A year ago, at a cover meeting at BusinessWeek, I
proposed a big story: The Privacy Pay-off. The idea was that tracking
and other data surveillance would spark a reaction: People would fear
for their privacy. And this would create all sorts of business
opportunities, the privacy pay-off.
It sounded like a plausible
idea to the editors. So I went off hunting for companies cashing in on
this expanding new market. I figured that certain advertisers would seek
competitive advantage by offering privacy guarantees. I hoped that at
least a couple would transform their privacy statements, changing them
from unreadable legalese into a clear and compelling promise. Someone,
somewhere had to be turning privacy statements into marketing tools.
also talked to the research divisions of major tech companies. They had
to be developing technology to help individuals manage and defend their
privacy in a data-driven world.
Long story short: I did lots of
research, and I never found the cover story. Sure, I picked up threads
of it. EMC's Mozy service, for example,
offers cloud-based data storage with military-grade encryption. It costs
more than, say, Google Docs. That's the privacy premium. Researchers at
Microsoft, HP and IBM were coming up with new filters and tools. I
learned about data records that "aged," vanishing after six months or a
year. That Viagra receipt you might not want marketers to see would go
poof. A hint of privacy pay-off? Perhaps.
This new market
requires awareness, and feeds on fear. Last week's Wall Street Journal series on
privacy, which carried some provocative headlines, provides a dose of
that. And now I see that others are pointing to the market potential for
privacy. Jeff Jarvis agrees with
me. Fred Wilson does too. Wilson, a
VC, holds investments in Twitter, Foursquare, and other start-ups built
on publicness (Jarvis' word). And yet Wilson says:
are business opportunities in privacy-related services...The challenge
is to get someone [whether business or consumer] to pay $2-$10 dollars
per month to ensure that sort of premium privacy."
researched my doomed story, I saw two mass-market data economies taking
shape. One, the free economy (embodied by Google), provides users with
near limitless services free of charge, and in return asks only for
their data. It gains intelligence from that data, which supports its
The second (and far smaller) data economy is built upon
distrust. If you place your private data--your clickstream, your
finances, health records, kids pictures, your location, social
network--onto the networks, people will take advantage of you, harm you,
spill your secrets, steal from you. So pay a privacy premium and stay
safe. This is the policy companies have been following for decades, and
now outfits like Mozy are offering these services to individuals.
still grappling with the question of why the privacy payoff is taking
so long to materialize. I think it has a lot to do with two basic
factors. First, people tell pollsters they care about privacy. But they

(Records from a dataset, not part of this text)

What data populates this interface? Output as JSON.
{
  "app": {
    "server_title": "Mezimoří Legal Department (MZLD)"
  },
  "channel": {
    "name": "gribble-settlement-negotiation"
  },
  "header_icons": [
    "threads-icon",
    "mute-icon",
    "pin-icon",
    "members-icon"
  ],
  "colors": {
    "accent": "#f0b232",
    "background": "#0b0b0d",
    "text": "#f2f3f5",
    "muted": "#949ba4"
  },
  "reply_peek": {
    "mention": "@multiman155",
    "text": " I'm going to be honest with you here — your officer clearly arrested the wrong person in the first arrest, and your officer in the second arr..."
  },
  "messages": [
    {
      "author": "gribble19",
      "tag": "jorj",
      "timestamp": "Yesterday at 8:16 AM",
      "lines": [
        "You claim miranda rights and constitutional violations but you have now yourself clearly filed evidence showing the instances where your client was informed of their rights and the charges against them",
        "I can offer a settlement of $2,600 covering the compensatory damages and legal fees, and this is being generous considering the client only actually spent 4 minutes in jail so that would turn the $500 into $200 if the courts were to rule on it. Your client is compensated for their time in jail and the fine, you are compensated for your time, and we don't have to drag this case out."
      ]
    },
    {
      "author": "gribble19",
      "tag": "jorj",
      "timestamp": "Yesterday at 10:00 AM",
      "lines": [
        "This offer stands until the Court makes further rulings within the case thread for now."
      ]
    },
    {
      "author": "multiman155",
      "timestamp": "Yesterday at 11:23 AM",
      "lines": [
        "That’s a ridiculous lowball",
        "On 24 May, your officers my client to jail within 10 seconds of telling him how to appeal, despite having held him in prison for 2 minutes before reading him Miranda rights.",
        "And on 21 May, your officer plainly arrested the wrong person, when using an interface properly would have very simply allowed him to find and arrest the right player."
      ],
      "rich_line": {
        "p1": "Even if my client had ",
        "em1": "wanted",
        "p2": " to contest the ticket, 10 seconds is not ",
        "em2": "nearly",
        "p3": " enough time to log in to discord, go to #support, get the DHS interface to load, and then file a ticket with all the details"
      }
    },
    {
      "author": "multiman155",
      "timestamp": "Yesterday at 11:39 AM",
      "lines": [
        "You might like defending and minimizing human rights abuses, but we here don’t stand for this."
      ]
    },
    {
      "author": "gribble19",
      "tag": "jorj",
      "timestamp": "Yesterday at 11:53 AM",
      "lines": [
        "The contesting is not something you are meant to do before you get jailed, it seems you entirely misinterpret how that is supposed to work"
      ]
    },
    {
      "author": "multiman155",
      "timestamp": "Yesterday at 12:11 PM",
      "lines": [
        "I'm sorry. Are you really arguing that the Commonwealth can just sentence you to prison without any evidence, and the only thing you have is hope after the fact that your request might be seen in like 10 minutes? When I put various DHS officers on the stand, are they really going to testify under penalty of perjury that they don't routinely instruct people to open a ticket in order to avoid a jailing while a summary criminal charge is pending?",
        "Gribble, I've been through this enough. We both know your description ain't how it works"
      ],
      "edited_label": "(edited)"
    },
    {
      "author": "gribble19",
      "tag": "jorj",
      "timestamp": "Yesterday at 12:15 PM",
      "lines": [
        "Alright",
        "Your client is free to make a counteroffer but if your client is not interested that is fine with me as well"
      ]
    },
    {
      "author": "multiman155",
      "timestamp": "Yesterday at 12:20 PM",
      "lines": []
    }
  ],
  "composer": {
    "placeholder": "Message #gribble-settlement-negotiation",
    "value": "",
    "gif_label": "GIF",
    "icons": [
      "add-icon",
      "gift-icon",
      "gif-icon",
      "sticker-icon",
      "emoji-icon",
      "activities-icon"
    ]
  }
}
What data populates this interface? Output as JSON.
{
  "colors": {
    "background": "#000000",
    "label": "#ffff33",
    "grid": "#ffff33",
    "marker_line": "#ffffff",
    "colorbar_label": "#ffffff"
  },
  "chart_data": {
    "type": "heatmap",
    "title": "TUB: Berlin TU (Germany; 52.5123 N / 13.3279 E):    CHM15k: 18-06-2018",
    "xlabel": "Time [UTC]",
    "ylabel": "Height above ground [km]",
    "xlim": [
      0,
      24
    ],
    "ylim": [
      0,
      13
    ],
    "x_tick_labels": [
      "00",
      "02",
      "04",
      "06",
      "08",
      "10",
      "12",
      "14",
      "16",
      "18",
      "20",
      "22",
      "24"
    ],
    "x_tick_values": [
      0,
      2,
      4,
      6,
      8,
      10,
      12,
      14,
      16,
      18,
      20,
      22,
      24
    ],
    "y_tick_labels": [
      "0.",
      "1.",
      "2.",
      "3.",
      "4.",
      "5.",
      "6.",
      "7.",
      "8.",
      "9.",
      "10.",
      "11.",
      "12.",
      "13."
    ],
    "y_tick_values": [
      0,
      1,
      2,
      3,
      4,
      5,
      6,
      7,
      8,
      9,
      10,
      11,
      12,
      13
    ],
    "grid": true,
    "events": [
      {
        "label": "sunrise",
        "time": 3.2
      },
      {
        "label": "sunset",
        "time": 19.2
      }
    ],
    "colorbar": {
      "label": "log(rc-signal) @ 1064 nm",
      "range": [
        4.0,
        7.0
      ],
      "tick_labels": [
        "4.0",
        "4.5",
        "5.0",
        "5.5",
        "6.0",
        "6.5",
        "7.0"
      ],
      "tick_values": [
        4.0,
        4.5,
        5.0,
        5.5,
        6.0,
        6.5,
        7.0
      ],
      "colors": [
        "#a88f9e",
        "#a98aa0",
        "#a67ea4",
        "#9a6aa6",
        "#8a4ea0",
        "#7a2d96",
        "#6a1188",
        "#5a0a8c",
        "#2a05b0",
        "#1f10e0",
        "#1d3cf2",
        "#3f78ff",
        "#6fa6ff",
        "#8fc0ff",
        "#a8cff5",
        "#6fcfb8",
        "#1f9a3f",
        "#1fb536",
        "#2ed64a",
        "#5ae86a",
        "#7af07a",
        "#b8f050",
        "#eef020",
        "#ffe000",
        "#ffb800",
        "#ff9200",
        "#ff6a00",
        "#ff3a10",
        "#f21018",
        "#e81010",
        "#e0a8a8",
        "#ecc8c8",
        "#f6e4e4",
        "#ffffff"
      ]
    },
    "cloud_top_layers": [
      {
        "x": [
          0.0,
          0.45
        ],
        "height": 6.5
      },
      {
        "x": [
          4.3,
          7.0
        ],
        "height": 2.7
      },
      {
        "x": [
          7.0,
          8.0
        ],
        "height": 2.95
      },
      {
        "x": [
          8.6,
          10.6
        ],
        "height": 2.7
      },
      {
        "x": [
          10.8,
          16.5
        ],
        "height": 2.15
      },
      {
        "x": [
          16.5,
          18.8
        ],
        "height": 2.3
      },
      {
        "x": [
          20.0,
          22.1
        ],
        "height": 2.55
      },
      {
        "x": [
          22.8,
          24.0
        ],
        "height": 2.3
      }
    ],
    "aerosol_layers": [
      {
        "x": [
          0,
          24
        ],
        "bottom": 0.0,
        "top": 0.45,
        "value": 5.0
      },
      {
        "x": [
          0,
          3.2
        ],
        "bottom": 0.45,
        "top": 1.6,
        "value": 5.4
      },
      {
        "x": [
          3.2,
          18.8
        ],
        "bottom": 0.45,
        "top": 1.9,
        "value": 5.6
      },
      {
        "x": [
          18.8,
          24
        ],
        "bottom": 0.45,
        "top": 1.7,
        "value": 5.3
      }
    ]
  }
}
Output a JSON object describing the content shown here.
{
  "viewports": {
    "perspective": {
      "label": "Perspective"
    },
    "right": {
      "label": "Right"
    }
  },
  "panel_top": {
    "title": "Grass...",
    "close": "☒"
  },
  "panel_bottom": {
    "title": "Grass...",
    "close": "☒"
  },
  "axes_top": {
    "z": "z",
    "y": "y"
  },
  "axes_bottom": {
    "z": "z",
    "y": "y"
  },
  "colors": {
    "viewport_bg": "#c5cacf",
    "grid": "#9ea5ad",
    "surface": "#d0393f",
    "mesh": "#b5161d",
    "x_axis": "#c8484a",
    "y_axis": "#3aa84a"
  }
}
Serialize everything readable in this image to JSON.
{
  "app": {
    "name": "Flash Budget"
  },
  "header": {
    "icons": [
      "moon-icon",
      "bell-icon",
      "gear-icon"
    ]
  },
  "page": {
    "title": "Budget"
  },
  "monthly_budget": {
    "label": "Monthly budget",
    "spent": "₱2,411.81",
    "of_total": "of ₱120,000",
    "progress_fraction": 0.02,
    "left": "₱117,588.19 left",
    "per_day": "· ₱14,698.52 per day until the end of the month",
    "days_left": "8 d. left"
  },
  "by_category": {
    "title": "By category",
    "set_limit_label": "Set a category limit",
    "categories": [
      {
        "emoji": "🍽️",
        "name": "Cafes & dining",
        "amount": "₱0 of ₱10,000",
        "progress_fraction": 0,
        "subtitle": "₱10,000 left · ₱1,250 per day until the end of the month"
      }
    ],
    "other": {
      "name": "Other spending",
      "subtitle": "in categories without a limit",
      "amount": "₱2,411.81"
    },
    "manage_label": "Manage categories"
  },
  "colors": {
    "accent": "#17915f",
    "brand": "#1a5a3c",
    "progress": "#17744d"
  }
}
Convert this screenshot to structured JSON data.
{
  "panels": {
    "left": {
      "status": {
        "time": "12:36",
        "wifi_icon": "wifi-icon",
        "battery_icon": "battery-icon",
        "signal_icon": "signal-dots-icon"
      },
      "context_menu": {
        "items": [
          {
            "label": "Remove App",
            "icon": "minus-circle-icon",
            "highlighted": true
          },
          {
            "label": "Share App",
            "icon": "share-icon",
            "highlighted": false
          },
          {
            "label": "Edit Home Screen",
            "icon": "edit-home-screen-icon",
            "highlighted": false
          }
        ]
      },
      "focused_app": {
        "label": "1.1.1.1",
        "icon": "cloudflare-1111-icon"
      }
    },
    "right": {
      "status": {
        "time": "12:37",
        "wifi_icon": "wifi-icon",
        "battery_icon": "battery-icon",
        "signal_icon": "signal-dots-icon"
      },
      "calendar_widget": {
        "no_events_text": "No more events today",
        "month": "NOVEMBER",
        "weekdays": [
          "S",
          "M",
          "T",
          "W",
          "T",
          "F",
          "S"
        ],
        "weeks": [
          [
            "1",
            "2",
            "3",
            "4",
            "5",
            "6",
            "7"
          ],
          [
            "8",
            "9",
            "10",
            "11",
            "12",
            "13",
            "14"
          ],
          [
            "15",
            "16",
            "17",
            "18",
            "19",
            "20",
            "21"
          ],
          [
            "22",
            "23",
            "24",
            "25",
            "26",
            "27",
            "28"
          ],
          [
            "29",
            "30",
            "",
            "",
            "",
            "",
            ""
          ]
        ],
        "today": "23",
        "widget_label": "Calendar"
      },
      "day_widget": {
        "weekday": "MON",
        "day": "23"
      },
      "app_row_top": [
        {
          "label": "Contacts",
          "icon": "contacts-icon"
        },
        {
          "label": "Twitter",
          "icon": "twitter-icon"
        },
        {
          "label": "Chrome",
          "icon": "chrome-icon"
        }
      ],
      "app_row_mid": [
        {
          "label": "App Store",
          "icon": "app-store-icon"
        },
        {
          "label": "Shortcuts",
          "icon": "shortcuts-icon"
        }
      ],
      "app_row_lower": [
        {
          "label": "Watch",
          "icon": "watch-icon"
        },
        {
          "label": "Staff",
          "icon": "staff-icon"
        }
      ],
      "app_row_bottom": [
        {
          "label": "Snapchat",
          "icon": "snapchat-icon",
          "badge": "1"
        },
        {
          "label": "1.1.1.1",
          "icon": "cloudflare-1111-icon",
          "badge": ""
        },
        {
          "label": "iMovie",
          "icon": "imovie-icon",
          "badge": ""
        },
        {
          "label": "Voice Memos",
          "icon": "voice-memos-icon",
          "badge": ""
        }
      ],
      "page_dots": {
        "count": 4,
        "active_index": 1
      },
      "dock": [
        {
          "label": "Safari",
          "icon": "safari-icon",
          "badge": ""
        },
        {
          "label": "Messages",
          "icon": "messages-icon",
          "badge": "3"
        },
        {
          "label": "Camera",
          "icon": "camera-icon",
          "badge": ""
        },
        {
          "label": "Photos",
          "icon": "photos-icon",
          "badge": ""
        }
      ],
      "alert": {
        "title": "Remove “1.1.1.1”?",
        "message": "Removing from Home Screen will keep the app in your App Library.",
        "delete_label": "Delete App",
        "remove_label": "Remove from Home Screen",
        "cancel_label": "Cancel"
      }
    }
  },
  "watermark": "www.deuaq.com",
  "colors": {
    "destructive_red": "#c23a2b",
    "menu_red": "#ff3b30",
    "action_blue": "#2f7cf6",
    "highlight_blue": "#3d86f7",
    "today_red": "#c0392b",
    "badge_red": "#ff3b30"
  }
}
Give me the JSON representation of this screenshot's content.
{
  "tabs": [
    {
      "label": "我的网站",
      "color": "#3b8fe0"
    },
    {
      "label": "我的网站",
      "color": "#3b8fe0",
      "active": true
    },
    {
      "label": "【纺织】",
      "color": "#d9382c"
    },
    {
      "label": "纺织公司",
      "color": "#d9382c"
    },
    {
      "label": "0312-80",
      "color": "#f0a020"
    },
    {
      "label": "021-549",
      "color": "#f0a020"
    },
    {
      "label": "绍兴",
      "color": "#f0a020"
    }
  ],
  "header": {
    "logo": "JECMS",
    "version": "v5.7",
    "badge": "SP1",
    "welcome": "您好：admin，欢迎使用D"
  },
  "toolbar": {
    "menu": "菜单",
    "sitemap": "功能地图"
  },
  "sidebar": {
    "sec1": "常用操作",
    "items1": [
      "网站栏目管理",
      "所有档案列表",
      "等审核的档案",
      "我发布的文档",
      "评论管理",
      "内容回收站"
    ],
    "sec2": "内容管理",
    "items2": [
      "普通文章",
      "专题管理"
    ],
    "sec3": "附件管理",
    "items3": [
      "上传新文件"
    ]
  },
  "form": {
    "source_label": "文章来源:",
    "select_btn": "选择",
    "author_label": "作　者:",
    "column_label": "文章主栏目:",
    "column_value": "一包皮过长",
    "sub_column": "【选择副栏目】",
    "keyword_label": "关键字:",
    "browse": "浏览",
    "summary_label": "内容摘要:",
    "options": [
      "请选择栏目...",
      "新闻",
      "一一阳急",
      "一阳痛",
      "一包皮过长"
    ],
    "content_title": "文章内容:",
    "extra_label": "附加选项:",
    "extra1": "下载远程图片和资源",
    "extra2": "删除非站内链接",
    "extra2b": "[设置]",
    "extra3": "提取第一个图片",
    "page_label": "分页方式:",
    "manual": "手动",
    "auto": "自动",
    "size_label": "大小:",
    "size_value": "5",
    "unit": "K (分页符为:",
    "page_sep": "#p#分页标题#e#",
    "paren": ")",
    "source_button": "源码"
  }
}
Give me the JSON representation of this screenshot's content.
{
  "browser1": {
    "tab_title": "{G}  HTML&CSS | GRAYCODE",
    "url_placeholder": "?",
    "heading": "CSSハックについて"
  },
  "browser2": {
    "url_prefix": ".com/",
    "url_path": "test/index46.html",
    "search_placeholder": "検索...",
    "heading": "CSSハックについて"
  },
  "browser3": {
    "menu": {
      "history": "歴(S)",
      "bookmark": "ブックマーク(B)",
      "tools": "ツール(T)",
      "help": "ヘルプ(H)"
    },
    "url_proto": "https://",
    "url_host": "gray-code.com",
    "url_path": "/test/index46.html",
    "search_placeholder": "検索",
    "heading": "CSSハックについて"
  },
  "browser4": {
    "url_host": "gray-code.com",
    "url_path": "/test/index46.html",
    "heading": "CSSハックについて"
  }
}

also like free stuff and hate to pay premiums, especially in a down
economy. Second, despite all the fears about privacy, people have reason
to share lots of their data. Far beyond gossip, there's a value to it.
It connects people to friends, answers, insights, business
opportunities. For proof, look no further than the half billion folks on
Facebook, or at Fred Wilson's thriving portfolio. Even cookies serve a
useful function. (Erase them and you'll go crazy typing passwords to
visit Web sites.)
Yes, I still believe the privacy pay-off will
come. Turning privacy policies into marketing opportunities seems like a
no-brainer. Smart filters will sell. But given the power of the free
and public data economy, I suspect the privacy-wing will remain a niche
market. In BusinessWeek lingo, a six-column story, not a cover.